Quite a life for the nearly 90 year old Roger Craig and we are happy to show you some of the cards of Mr. Craig, the official baseball player of the COMC DFW office.
I would love to hear your comments and your suggestions for future blog post subjects. Reach me by email with your thoughts at RichKlein@comc.com.
For those members of the COMC Nation who are not familiar with me, my name is Rich Klein and my current role in the hobby is that of a catalog maintenance expert for COMC. In performing this job, I see cool cards, many of which I have never seen before, and sometimes they trigger a thought about how interesting a card or a set really is. I’ve been in this hobby since the late 1970’s and set up at my first show at Montclair State College in New Jersey in 1979. Since then I’ve done just about everything in this business, and in terms or writing I’ve published had Rich’s Ramblings for Sports Collectors Daily for several years, and currently write a monthly column for GTS. These posts, as noted, will be about specific cards and/or sets, and we would prefer these posts be based on your suggestions rather than just what I think is interesting.

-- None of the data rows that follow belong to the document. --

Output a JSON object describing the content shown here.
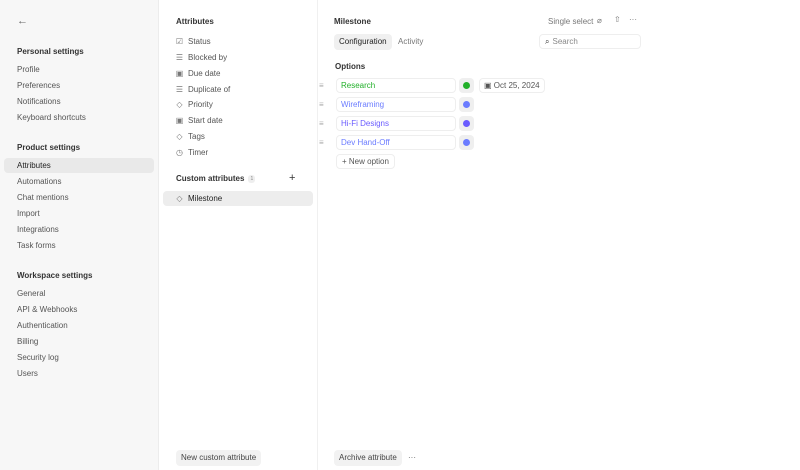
{
  "sidebar": {
    "personal_title": "Personal settings",
    "personal": [
      "Profile",
      "Preferences",
      "Notifications",
      "Keyboard shortcuts"
    ],
    "product_title": "Product settings",
    "product": [
      "Attributes",
      "Automations",
      "Chat mentions",
      "Import",
      "Integrations",
      "Task forms"
    ],
    "workspace_title": "Workspace settings",
    "workspace": [
      "General",
      "API & Webhooks",
      "Authentication",
      "Billing",
      "Security log",
      "Users"
    ]
  },
  "attributes": {
    "title": "Attributes",
    "items": [
      "Status",
      "Blocked by",
      "Due date",
      "Duplicate of",
      "Priority",
      "Start date",
      "Tags",
      "Timer"
    ],
    "custom_title": "Custom attributes",
    "custom_count": "1",
    "custom": [
      "Milestone"
    ],
    "new_button": "New custom attribute"
  },
  "detail": {
    "title": "Milestone",
    "type": "Single select",
    "tabs": [
      "Configuration",
      "Activity"
    ],
    "search_placeholder": "Search",
    "options_title": "Options",
    "options": [
      {
        "label": "Research",
        "color": "#22b02a"
      },
      {
        "label": "Wireframing",
        "color": "#6b7cff"
      },
      {
        "label": "Hi-Fi Designs",
        "color": "#6a5cff"
      },
      {
        "label": "Dev Hand-Off",
        "color": "#6b7cff"
      }
    ],
    "date": "Oct 25, 2024",
    "new_option": "New option",
    "archive": "Archive attribute"
  }
}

I always credit our users and contributors and am grateful for anything you might send our way.
Now that was a long-winded way of saying: Welcome! This column was triggered by a card I saw yesterday while doing basic catalog work. The card which triggered this was a 1983 TCMA minor league card of Roberto Bonilla. We, of course, know him today as Bobby Bonilla, and every July 1st is lovingly known as Bobby Bonilla day because he receives more than one million dollars on said date each year. However, 35 years ago, he was just a young kid from the Bronx and we used his full name…
Bobby was such a prospect that when the Pirates lost him to the White Sox in the 1985 Rule 5 Amateur Draft, they traded one of their best pitching prospects midway through the 1986 season to bring him back to Pittsburgh. There he teamed up with fellow 1986 rookie Barry Bonds to lead the Pirates back to the playoffs after being dormant throughout the 1980’s. Those late 1980’s-early 1990’s Pirate teams were always knocking on the door but never quite made the World Series. Not that Bonilla had anything to do with this play, but this Sid Bream slide showed just how close the Pirates would come to the promised land:
By that point, Bonilla was already a member of the Mets, and the Pirates dismantling had just begun. Bonilla would bounce around a bit for the rest of his career but would still be an important player for the rest of the decade. In 1994, on the eve of the baseball strike, He offered to show a New York media personality the Bronx he grew up in. There was another incident as well which is still well know in the New York area:
But there were happier moments as well: If you watch the highlights of Cal Ripken Jr.‘s famed trot around the field after playing in his 2131st consecutive game, Bonilla is one of the players pushing him out of the dugout so he can enjoy the moment, and then two scant years later, Bonilla was a starter for the 1997 World Champions Florida Marlins. That is an honor his good friend, Barry Bonds was never able to enjoy. As his career wound down, the Mets asked to defer his salary at eight percent interest and pay him over a 25 year period between 2011 and 2035. So, this young kid from the Bronx who we originally knew as Roberto Bonilla, we now know today as Bobby Bonilla, patron saint of bad contracts. Quite a ride over those 35 years indeed.
I would love to hear your comments and your suggestions for future blog post subjects. Reach me by email with your thoughts at RichKlein@comc.com.